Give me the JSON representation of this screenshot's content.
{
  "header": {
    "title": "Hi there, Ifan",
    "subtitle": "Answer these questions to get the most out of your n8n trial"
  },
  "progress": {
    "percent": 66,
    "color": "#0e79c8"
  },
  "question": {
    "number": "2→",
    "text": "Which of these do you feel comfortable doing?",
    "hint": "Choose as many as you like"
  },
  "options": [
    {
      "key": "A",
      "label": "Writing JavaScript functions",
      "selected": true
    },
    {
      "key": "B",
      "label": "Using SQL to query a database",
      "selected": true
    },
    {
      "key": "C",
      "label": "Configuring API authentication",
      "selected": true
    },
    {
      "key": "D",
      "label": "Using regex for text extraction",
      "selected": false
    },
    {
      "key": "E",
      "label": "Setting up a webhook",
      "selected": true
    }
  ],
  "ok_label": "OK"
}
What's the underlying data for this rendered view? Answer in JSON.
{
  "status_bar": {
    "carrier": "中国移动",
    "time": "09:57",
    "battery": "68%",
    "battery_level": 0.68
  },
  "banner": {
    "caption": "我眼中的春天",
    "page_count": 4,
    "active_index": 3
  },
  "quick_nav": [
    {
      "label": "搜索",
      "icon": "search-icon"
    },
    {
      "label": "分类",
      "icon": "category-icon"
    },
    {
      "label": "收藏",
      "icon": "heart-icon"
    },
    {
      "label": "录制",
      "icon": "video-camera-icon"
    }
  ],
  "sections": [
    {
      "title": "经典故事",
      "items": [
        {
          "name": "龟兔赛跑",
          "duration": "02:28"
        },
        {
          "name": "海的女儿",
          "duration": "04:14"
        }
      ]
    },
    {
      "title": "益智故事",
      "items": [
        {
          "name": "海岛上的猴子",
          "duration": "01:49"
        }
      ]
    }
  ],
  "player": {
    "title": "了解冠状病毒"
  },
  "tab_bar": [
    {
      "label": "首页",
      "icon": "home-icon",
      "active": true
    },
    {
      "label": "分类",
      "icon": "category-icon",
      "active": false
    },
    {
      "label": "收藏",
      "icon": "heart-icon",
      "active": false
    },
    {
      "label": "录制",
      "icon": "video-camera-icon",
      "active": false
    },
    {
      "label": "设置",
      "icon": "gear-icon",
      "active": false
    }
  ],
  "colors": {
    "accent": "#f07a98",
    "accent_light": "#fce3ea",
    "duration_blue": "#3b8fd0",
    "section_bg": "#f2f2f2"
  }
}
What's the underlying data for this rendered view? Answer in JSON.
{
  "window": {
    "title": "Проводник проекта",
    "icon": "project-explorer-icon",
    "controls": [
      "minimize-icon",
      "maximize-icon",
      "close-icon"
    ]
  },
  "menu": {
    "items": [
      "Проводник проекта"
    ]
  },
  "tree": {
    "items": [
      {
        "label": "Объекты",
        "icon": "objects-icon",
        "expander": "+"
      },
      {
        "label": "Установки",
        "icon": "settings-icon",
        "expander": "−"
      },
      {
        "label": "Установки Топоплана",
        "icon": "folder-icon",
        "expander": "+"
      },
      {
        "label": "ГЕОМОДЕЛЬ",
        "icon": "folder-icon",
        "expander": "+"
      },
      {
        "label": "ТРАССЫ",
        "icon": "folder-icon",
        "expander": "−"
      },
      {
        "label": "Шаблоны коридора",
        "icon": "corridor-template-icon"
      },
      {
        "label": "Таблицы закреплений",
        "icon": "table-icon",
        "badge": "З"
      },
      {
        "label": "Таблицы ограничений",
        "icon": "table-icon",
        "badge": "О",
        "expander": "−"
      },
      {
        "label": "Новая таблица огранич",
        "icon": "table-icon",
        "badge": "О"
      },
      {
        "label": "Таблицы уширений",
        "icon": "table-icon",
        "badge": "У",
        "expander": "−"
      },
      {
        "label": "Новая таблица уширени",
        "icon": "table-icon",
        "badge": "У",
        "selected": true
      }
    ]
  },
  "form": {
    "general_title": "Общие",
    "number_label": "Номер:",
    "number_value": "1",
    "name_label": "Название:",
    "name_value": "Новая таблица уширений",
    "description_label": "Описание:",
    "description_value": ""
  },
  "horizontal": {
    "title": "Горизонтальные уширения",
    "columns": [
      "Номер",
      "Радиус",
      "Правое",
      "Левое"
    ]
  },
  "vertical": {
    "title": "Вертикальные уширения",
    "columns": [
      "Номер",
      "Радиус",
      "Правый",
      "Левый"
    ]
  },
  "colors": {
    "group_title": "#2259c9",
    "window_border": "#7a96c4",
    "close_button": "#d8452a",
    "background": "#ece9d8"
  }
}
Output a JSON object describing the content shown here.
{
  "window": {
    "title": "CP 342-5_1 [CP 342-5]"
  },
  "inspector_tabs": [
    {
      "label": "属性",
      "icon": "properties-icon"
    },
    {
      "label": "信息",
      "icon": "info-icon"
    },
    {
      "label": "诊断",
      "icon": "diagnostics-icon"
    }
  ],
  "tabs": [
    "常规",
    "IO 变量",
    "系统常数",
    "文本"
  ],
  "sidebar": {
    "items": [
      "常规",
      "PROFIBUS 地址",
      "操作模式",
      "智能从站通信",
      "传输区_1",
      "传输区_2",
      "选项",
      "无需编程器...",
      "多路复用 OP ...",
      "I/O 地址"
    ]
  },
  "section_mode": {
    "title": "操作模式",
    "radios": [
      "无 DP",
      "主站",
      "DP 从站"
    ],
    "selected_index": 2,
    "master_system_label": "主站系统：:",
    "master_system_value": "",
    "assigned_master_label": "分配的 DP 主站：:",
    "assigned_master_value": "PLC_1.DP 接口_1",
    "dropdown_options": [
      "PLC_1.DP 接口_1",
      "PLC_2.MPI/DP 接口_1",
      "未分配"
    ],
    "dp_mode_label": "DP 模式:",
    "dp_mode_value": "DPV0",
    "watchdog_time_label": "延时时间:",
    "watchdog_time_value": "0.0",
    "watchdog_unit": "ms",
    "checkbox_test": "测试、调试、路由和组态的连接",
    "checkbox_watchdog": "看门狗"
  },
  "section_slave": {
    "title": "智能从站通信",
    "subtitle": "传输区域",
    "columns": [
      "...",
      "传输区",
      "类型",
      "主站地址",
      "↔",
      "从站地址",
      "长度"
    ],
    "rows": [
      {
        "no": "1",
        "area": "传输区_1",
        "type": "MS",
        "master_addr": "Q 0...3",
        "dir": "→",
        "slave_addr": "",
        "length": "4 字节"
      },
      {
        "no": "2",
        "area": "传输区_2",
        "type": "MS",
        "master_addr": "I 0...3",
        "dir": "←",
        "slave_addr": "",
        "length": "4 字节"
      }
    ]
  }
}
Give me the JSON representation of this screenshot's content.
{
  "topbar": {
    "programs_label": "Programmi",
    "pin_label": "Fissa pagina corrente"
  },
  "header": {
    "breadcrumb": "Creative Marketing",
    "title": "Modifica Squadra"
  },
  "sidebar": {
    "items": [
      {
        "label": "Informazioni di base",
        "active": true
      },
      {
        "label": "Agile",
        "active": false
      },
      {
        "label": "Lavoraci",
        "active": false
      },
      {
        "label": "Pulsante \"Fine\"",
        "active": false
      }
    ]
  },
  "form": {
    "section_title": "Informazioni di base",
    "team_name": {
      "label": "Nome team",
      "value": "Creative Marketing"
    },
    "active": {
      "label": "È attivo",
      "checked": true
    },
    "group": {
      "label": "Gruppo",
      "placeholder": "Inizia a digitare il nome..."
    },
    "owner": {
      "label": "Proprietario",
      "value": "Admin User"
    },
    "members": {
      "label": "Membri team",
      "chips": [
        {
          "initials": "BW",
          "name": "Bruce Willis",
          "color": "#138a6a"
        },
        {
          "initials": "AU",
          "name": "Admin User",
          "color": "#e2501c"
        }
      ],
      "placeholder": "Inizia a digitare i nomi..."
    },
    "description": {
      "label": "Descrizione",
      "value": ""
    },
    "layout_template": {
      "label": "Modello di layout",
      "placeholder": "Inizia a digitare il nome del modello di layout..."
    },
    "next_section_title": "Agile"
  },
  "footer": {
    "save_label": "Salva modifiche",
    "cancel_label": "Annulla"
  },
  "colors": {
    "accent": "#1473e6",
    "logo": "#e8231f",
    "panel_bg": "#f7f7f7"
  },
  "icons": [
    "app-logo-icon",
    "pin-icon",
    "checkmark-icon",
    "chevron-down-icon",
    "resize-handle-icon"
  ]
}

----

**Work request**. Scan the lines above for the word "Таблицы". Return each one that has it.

**Reply**.
        "label": "Таблицы закреплений",
        "label": "Таблицы ограничений",
        "label": "Таблицы уширений",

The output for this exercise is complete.